The pawn is the smallest piece, but is one of the most important pieces. They are set up all along rows 2 and 7. Pawns can move one space forward or one space diagonally if they are capturing. Pawns are worth 1 point each. They do not need to be represented by a letter in algebraic notation, though some use P. Pawns are usually differentiated by the file at which they begin; so a pawn that started out on a2 would be called the a-pawn, or rook's pawn.
If a pawn is on its starting row (it has not moved) it can move two spaces instead of one.
A pawn can also perform En passant. In order to do this, a pawn must have just advanced two squares, placing it adjacent to a pawn of the opposite color that could have captured it, had it moved one square. The opposite-color pawn moves to the place it could have captured the pawn that just moved, and removes it from the board.
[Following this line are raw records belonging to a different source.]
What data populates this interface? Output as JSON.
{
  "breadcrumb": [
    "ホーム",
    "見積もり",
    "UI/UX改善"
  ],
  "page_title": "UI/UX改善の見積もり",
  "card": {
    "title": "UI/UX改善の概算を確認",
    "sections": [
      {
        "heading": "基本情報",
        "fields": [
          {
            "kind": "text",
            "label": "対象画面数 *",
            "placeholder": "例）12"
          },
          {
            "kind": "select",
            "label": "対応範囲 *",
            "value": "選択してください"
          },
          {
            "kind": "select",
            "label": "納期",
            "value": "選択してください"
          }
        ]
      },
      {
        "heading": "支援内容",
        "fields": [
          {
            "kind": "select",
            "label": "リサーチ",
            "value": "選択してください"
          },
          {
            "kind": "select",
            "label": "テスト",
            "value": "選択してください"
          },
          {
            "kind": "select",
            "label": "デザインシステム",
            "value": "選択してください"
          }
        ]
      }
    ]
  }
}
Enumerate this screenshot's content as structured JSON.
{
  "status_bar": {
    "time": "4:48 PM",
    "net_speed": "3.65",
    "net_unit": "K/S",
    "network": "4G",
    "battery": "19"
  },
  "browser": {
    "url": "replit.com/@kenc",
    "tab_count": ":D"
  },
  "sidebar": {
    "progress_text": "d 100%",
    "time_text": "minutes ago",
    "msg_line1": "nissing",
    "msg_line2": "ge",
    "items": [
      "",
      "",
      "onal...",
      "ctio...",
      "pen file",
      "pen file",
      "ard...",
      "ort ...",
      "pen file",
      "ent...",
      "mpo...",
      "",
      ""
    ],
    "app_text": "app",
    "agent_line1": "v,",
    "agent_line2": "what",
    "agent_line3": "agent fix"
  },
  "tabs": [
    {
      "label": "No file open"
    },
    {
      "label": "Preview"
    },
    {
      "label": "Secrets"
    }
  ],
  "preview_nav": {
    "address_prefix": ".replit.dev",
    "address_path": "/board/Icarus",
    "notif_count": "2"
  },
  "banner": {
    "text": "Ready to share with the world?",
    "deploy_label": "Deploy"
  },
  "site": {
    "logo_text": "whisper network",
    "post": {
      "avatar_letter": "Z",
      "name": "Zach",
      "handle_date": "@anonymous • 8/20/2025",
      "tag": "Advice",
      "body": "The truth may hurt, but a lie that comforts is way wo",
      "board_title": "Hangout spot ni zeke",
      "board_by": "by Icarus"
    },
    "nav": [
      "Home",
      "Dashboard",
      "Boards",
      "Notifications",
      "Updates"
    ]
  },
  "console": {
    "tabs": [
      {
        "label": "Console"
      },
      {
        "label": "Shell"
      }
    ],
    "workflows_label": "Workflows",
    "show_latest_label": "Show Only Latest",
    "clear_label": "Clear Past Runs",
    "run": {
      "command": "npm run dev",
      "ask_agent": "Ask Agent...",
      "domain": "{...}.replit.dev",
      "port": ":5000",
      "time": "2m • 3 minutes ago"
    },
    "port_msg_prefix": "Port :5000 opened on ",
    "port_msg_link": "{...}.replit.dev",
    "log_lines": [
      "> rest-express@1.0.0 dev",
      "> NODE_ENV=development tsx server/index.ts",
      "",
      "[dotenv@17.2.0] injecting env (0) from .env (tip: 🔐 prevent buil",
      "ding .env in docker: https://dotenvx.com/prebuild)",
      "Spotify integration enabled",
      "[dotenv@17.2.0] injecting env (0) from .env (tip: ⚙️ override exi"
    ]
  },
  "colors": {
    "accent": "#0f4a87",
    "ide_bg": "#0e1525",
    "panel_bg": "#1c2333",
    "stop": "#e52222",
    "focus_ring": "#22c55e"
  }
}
Aside from promotion and en passant, described above, pawns can be mighty tools despite their individual weaknesses. They are at the heart of the strategic depth of chess, and their placement can heavily influence the outcome of a game. For example, a line of diagonally-placed pawns can be difficult to disrupt by the same coloured bishop, and can seriously hinder an opponent's strategy. In the endgame and in front of the king after casting especially, pawns are strongest in straight lines. This is because they do not leave gaps in front of them as they can protect each other. The pawn's weakness, however, stems from the fact that one that is badly-placed cannot retreat to a better position, it can only advance further. A pawn that is not protected by other pawns of the same color is frequently referred to as an isolated pawn.
A blue puzzle piece on the left,a white pawn on the middle and a black spade on the right is the symbol of games on the desktop.